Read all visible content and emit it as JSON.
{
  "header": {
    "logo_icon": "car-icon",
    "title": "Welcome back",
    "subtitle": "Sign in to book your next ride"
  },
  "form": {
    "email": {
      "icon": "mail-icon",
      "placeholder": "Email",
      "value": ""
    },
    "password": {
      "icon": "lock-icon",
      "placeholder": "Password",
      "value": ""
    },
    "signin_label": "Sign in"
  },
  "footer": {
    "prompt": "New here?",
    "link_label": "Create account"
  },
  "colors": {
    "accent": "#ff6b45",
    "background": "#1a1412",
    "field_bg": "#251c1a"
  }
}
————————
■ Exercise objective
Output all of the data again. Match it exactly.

■ Response area
Read all visible content and emit it as JSON.
{
  "header": {
    "logo_icon": "car-icon",
    "title": "Welcome back",
    "subtitle": "Sign in to book your next ride"
  },
  "form": {
    "email": {
      "icon": "mail-icon",
      "placeholder": "Email",
      "value": ""
    },
    "password": {
      "icon": "lock-icon",
      "placeholder": "Password",
      "value": ""
    },
    "signin_label": "Sign in"
  },
  "footer": {
    "prompt": "New here?",
    "link_label": "Create account"
  },
  "colors": {
    "accent": "#ff6b45",
    "background": "#1a1412",
    "field_bg": "#251c1a"
  }
}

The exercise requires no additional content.